Write each entry out again verbatim, pictures excluded.

········

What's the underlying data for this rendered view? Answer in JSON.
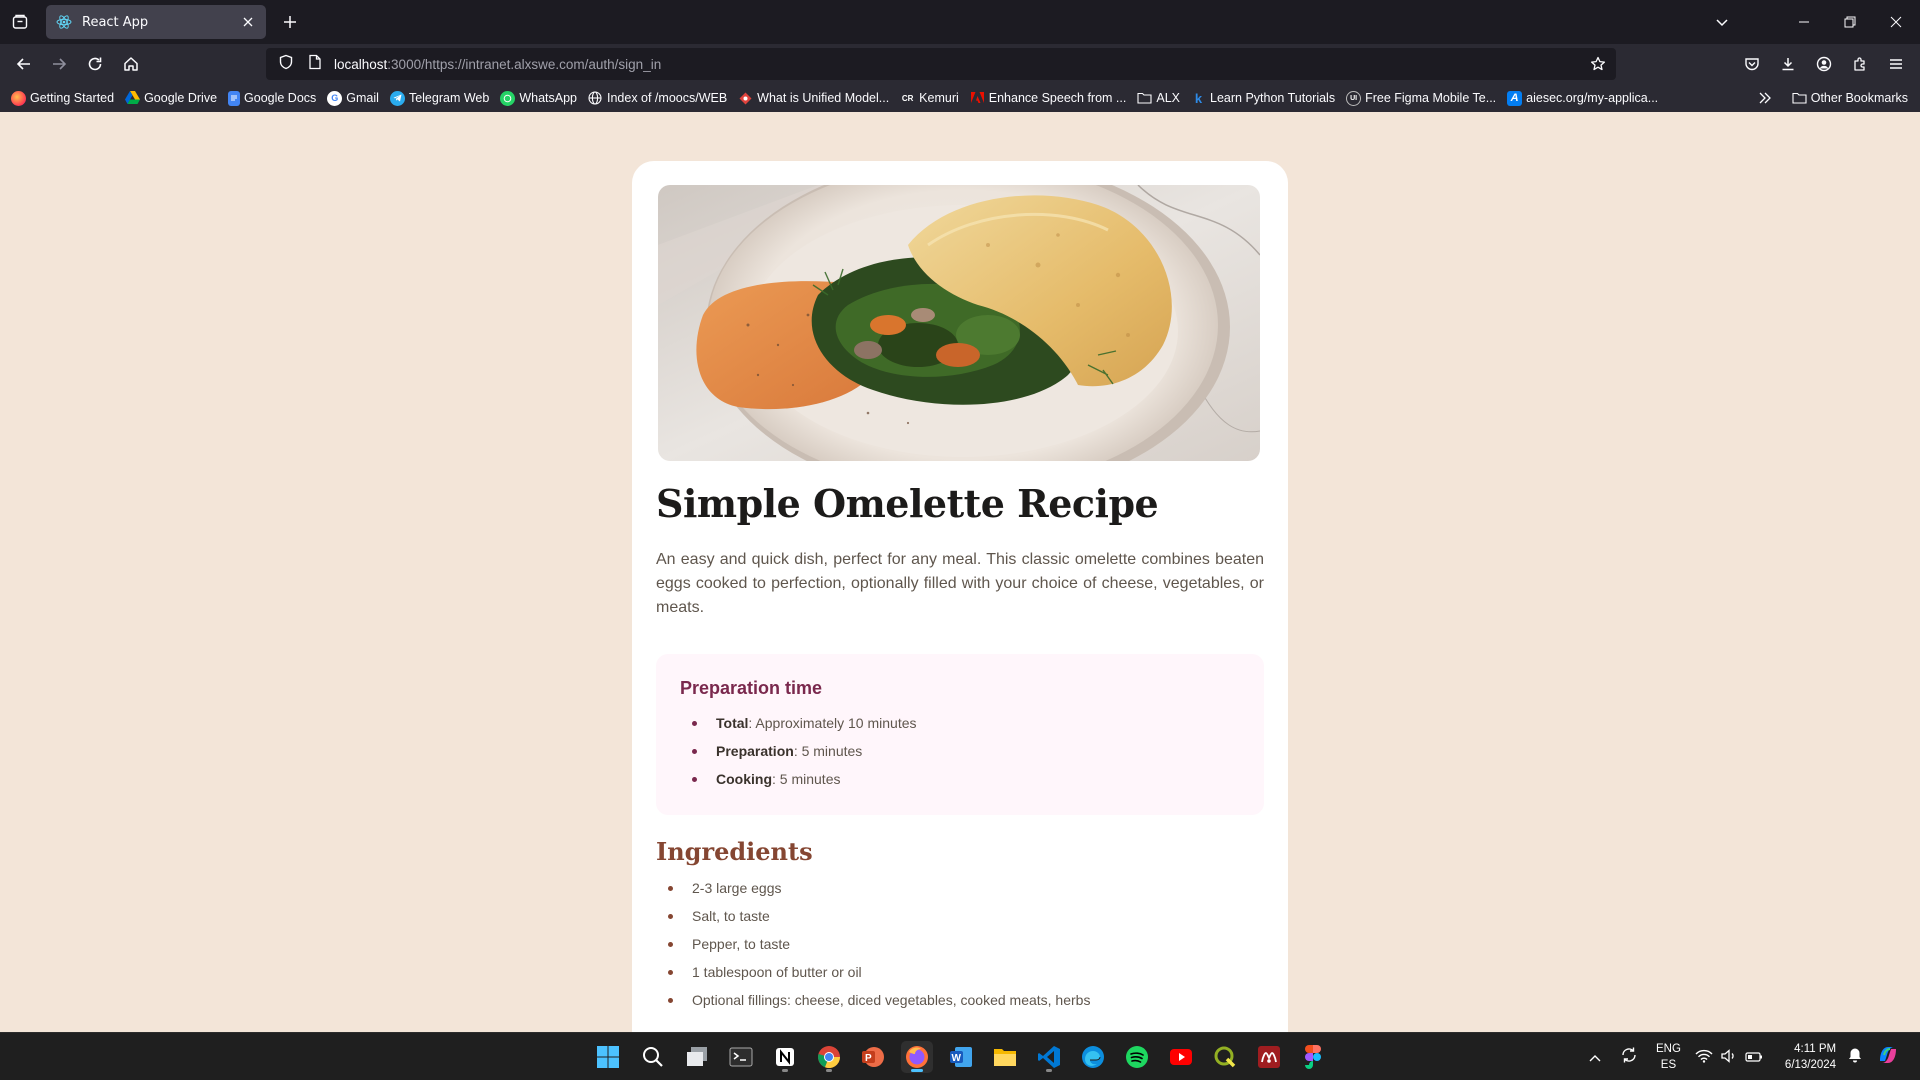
{
  "browser": {
    "tab": {
      "title": "React App"
    },
    "url": {
      "host": "localhost",
      "rest": ":3000/https://intranet.alxswe.com/auth/sign_in"
    },
    "bookmarks": [
      {
        "label": "Getting Started",
        "icon": "firefox-icon",
        "color": "#ff7139"
      },
      {
        "label": "Google Drive",
        "icon": "google-drive-icon",
        "color": "#1fa463"
      },
      {
        "label": "Google Docs",
        "icon": "google-docs-icon",
        "color": "#4285f4"
      },
      {
        "label": "Gmail",
        "icon": "google-icon",
        "color": "#ffffff"
      },
      {
        "label": "Telegram Web",
        "icon": "telegram-icon",
        "color": "#2aabee"
      },
      {
        "label": "WhatsApp",
        "icon": "whatsapp-icon",
        "color": "#25d366"
      },
      {
        "label": "Index of /moocs/WEB",
        "icon": "globe-icon",
        "color": "#2b2a33"
      },
      {
        "label": "What is Unified Model...",
        "icon": "diamond-icon",
        "color": "#e0433d"
      },
      {
        "label": "Kemuri",
        "icon": "cr-icon",
        "color": "#2b2a33"
      },
      {
        "label": "Enhance Speech from ...",
        "icon": "adobe-icon",
        "color": "#eb1000"
      },
      {
        "label": "ALX",
        "icon": "folder-icon",
        "color": "#2b2a33"
      },
      {
        "label": "Learn Python Tutorials",
        "icon": "k-icon",
        "color": "#2b2a33"
      },
      {
        "label": "Free Figma Mobile Te...",
        "icon": "ui-icon",
        "color": "#2b2a33"
      },
      {
        "label": "aiesec.org/my-applica...",
        "icon": "a-icon",
        "color": "#037ef3"
      }
    ],
    "other_bookmarks": "Other Bookmarks"
  },
  "recipe": {
    "title": "Simple Omelette Recipe",
    "description": "An easy and quick dish, perfect for any meal. This classic omelette combines beaten eggs cooked to perfection, optionally filled with your choice of cheese, vegetables, or meats.",
    "preparation": {
      "heading": "Preparation time",
      "items": [
        {
          "label": "Total",
          "value": ": Approximately 10 minutes"
        },
        {
          "label": "Preparation",
          "value": ": 5 minutes"
        },
        {
          "label": "Cooking",
          "value": ": 5 minutes"
        }
      ]
    },
    "ingredients": {
      "heading": "Ingredients",
      "items": [
        "2-3 large eggs",
        "Salt, to taste",
        "Pepper, to taste",
        "1 tablespoon of butter or oil",
        "Optional fillings: cheese, diced vegetables, cooked meats, herbs"
      ]
    }
  },
  "taskbar": {
    "apps": [
      "start-icon",
      "search-icon",
      "task-view-icon",
      "terminal-icon",
      "notion-icon",
      "chrome-icon",
      "powerpoint-icon",
      "firefox-icon",
      "word-icon",
      "file-explorer-icon",
      "vscode-icon",
      "edge-icon",
      "spotify-icon",
      "youtube-icon",
      "qgis-icon",
      "mendeley-icon",
      "figma-icon"
    ],
    "language": {
      "top": "ENG",
      "bottom": "ES"
    },
    "clock": {
      "time": "4:11 PM",
      "date": "6/13/2024"
    }
  },
  "colors": {
    "page_bg": "#f3e5d8",
    "card_bg": "#ffffff",
    "prep_bg": "#fff6fb",
    "prep_accent": "#7a284d",
    "ingredients_accent": "#854632",
    "browser_chrome": "#2b2a33"
  }
}
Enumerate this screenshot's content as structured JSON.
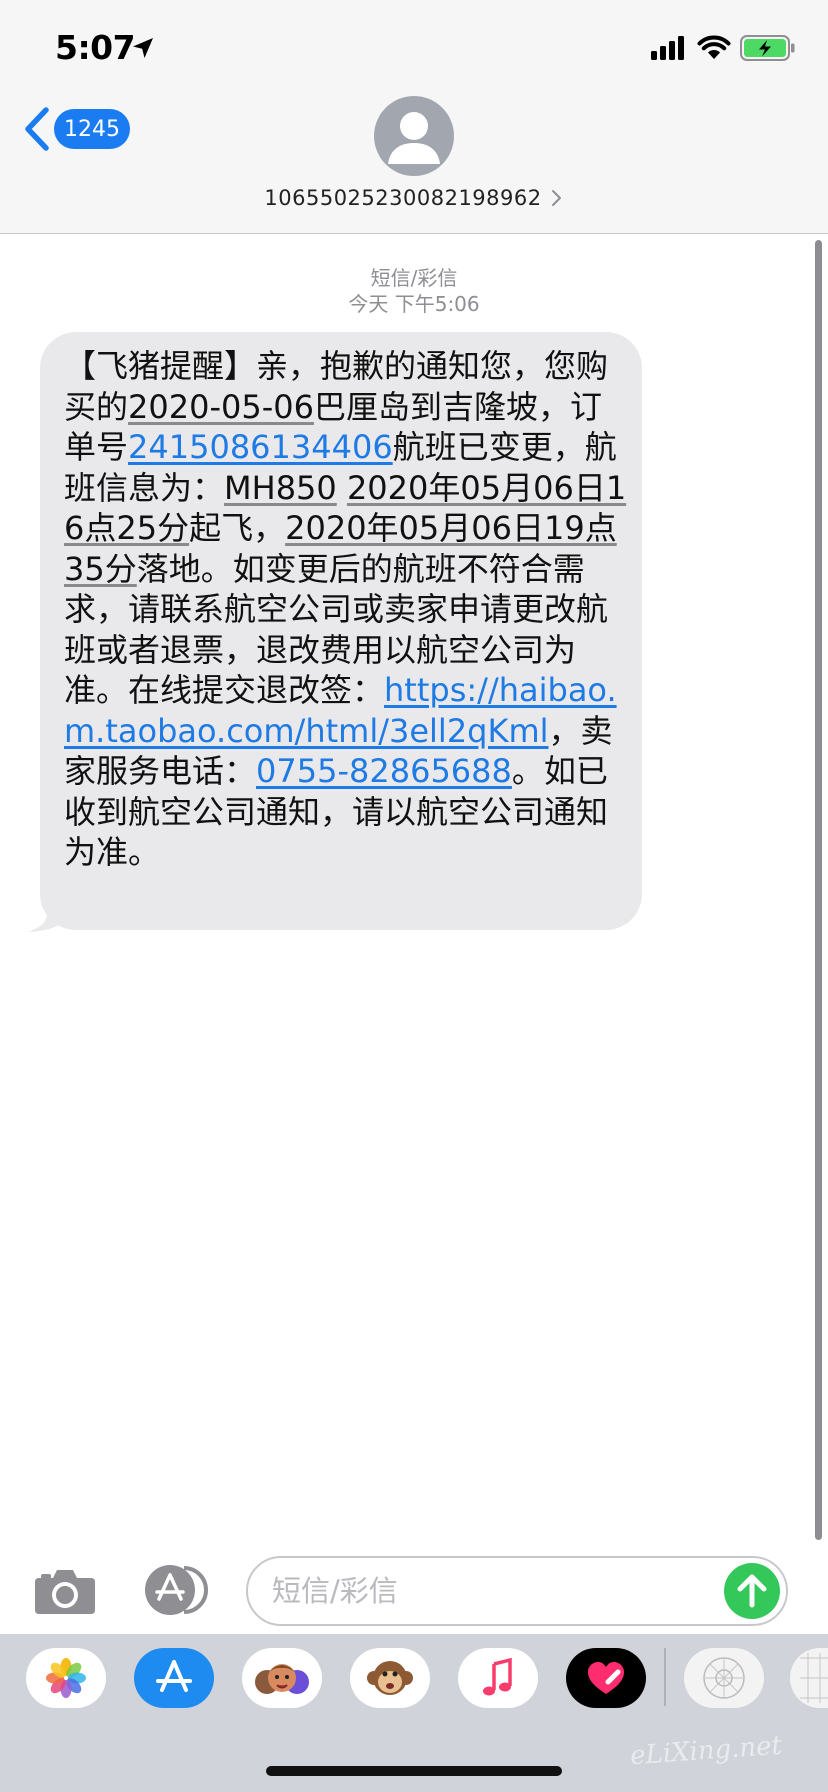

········

§ **EXERCISE ANSWER**
What's the underlying data for this rendered view? Answer in JSON.
{
  "browser": {
    "tab": {
      "title": "React App"
    },
    "url": {
      "host": "localhost",
      "rest": ":3000/https://intranet.alxswe.com/auth/sign_in"
    },
    "bookmarks": [
      {
        "label": "Getting Started",
        "icon": "firefox-icon",
        "color": "#ff7139"
      },
      {
        "label": "Google Drive",
        "icon": "google-drive-icon",
        "color": "#1fa463"
      },
      {
        "label": "Google Docs",
        "icon": "google-docs-icon",
        "color": "#4285f4"
      },
      {
        "label": "Gmail",
        "icon": "google-icon",
        "color": "#ffffff"
      },
      {
        "label": "Telegram Web",
        "icon": "telegram-icon",
        "color": "#2aabee"
      },
      {
        "label": "WhatsApp",
        "icon": "whatsapp-icon",
        "color": "#25d366"
      },
      {
        "label": "Index of /moocs/WEB",
        "icon": "globe-icon",
        "color": "#2b2a33"
      },
      {
        "label": "What is Unified Model...",
        "icon": "diamond-icon",
        "color": "#e0433d"
      },
      {
        "label": "Kemuri",
        "icon": "cr-icon",
        "color": "#2b2a33"
      },
      {
        "label": "Enhance Speech from ...",
        "icon": "adobe-icon",
        "color": "#eb1000"
      },
      {
        "label": "ALX",
        "icon": "folder-icon",
        "color": "#2b2a33"
      },
      {
        "label": "Learn Python Tutorials",
        "icon": "k-icon",
        "color": "#2b2a33"
      },
      {
        "label": "Free Figma Mobile Te...",
        "icon": "ui-icon",
        "color": "#2b2a33"
      },
      {
        "label": "aiesec.org/my-applica...",
        "icon": "a-icon",
        "color": "#037ef3"
      }
    ],
    "other_bookmarks": "Other Bookmarks"
  },
  "recipe": {
    "title": "Simple Omelette Recipe",
    "description": "An easy and quick dish, perfect for any meal. This classic omelette combines beaten eggs cooked to perfection, optionally filled with your choice of cheese, vegetables, or meats.",
    "preparation": {
      "heading": "Preparation time",
      "items": [
        {
          "label": "Total",
          "value": ": Approximately 10 minutes"
        },
        {
          "label": "Preparation",
          "value": ": 5 minutes"
        },
        {
          "label": "Cooking",
          "value": ": 5 minutes"
        }
      ]
    },
    "ingredients": {
      "heading": "Ingredients",
      "items": [
        "2-3 large eggs",
        "Salt, to taste",
        "Pepper, to taste",
        "1 tablespoon of butter or oil",
        "Optional fillings: cheese, diced vegetables, cooked meats, herbs"
      ]
    }
  },
  "taskbar": {
    "apps": [
      "start-icon",
      "search-icon",
      "task-view-icon",
      "terminal-icon",
      "notion-icon",
      "chrome-icon",
      "powerpoint-icon",
      "firefox-icon",
      "word-icon",
      "file-explorer-icon",
      "vscode-icon",
      "edge-icon",
      "spotify-icon",
      "youtube-icon",
      "qgis-icon",
      "mendeley-icon",
      "figma-icon"
    ],
    "language": {
      "top": "ENG",
      "bottom": "ES"
    },
    "clock": {
      "time": "4:11 PM",
      "date": "6/13/2024"
    }
  },
  "colors": {
    "page_bg": "#f3e5d8",
    "card_bg": "#ffffff",
    "prep_bg": "#fff6fb",
    "prep_accent": "#7a284d",
    "ingredients_accent": "#854632",
    "browser_chrome": "#2b2a33"
  }
}
Enumerate this screenshot's content as structured JSON.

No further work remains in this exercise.